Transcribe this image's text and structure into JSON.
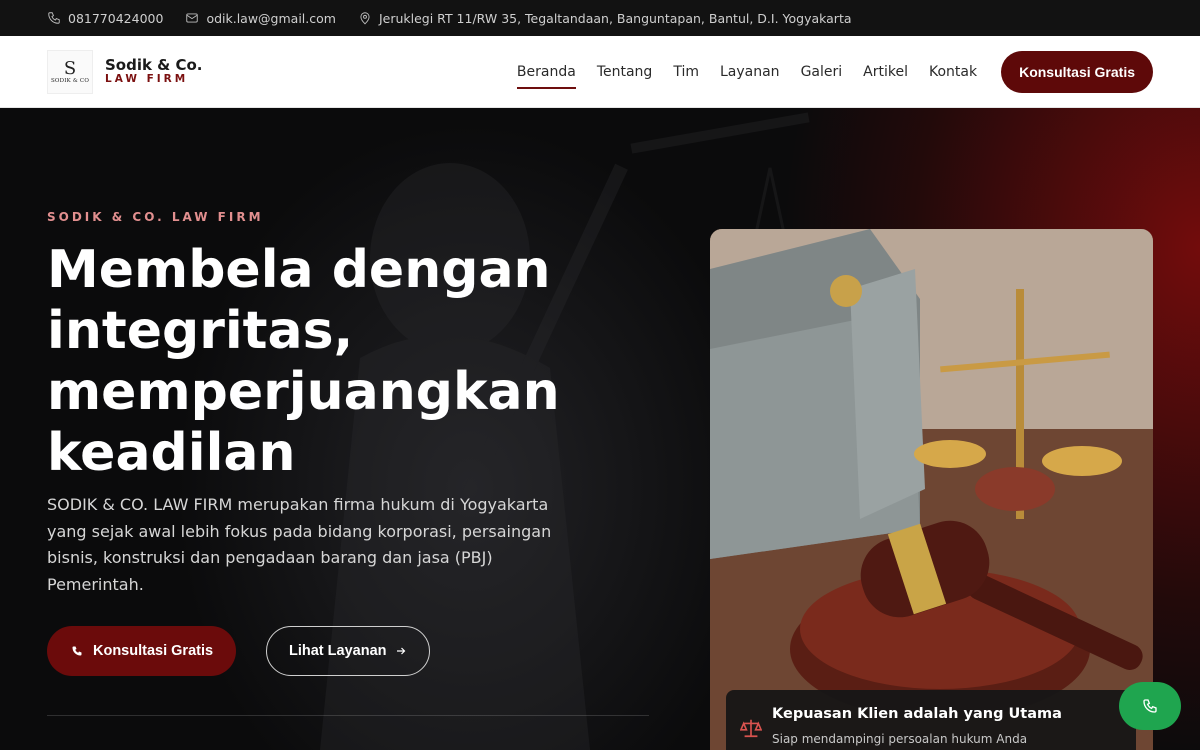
{
  "topbar": {
    "phone": "081770424000",
    "email": "odik.law@gmail.com",
    "address": "Jeruklegi RT 11/RW 35, Tegaltandaan, Banguntapan, Bantul, D.I. Yogyakarta"
  },
  "brand": {
    "logo_monogram": "S",
    "logo_caption": "SODIK & CO",
    "name": "Sodik & Co.",
    "tagline": "LAW FIRM"
  },
  "nav": {
    "items": [
      "Beranda",
      "Tentang",
      "Tim",
      "Layanan",
      "Galeri",
      "Artikel",
      "Kontak"
    ],
    "active": "Beranda",
    "cta": "Konsultasi Gratis"
  },
  "hero": {
    "kicker": "SODIK & CO. LAW FIRM",
    "headline": "Membela dengan integritas, memperjuangkan keadilan",
    "lead": "SODIK & CO. LAW FIRM merupakan firma hukum di Yogyakarta yang sejak awal lebih fokus pada bidang korporasi, persaingan bisnis, konstruksi dan pengadaan barang dan jasa (PBJ) Pemerintah.",
    "primary_button": "Konsultasi Gratis",
    "secondary_button": "Lihat Layanan"
  },
  "info_card": {
    "title": "Kepuasan Klien adalah yang Utama",
    "subtitle": "Siap mendampingi persoalan hukum Anda"
  },
  "colors": {
    "accent": "#6b0b0b",
    "whatsapp": "#1fa54f",
    "kicker": "#e28f8f"
  },
  "icons": {
    "phone": "phone-icon",
    "email": "mail-icon",
    "address": "map-pin-icon",
    "arrow": "arrow-right-icon",
    "scale": "scale-icon",
    "whatsapp": "whatsapp-phone-icon"
  }
}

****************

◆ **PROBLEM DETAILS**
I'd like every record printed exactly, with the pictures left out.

◆ **YOUR RESPONSE**
Transcribe this image's text and structure into JSON.
{
  "topbar": {
    "phone": "081770424000",
    "email": "odik.law@gmail.com",
    "address": "Jeruklegi RT 11/RW 35, Tegaltandaan, Banguntapan, Bantul, D.I. Yogyakarta"
  },
  "brand": {
    "logo_monogram": "S",
    "logo_caption": "SODIK & CO",
    "name": "Sodik & Co.",
    "tagline": "LAW FIRM"
  },
  "nav": {
    "items": [
      "Beranda",
      "Tentang",
      "Tim",
      "Layanan",
      "Galeri",
      "Artikel",
      "Kontak"
    ],
    "active": "Beranda",
    "cta": "Konsultasi Gratis"
  },
  "hero": {
    "kicker": "SODIK & CO. LAW FIRM",
    "headline": "Membela dengan integritas, memperjuangkan keadilan",
    "lead": "SODIK & CO. LAW FIRM merupakan firma hukum di Yogyakarta yang sejak awal lebih fokus pada bidang korporasi, persaingan bisnis, konstruksi dan pengadaan barang dan jasa (PBJ) Pemerintah.",
    "primary_button": "Konsultasi Gratis",
    "secondary_button": "Lihat Layanan"
  },
  "info_card": {
    "title": "Kepuasan Klien adalah yang Utama",
    "subtitle": "Siap mendampingi persoalan hukum Anda"
  },
  "colors": {
    "accent": "#6b0b0b",
    "whatsapp": "#1fa54f",
    "kicker": "#e28f8f"
  },
  "icons": {
    "phone": "phone-icon",
    "email": "mail-icon",
    "address": "map-pin-icon",
    "arrow": "arrow-right-icon",
    "scale": "scale-icon",
    "whatsapp": "whatsapp-phone-icon"
  }
}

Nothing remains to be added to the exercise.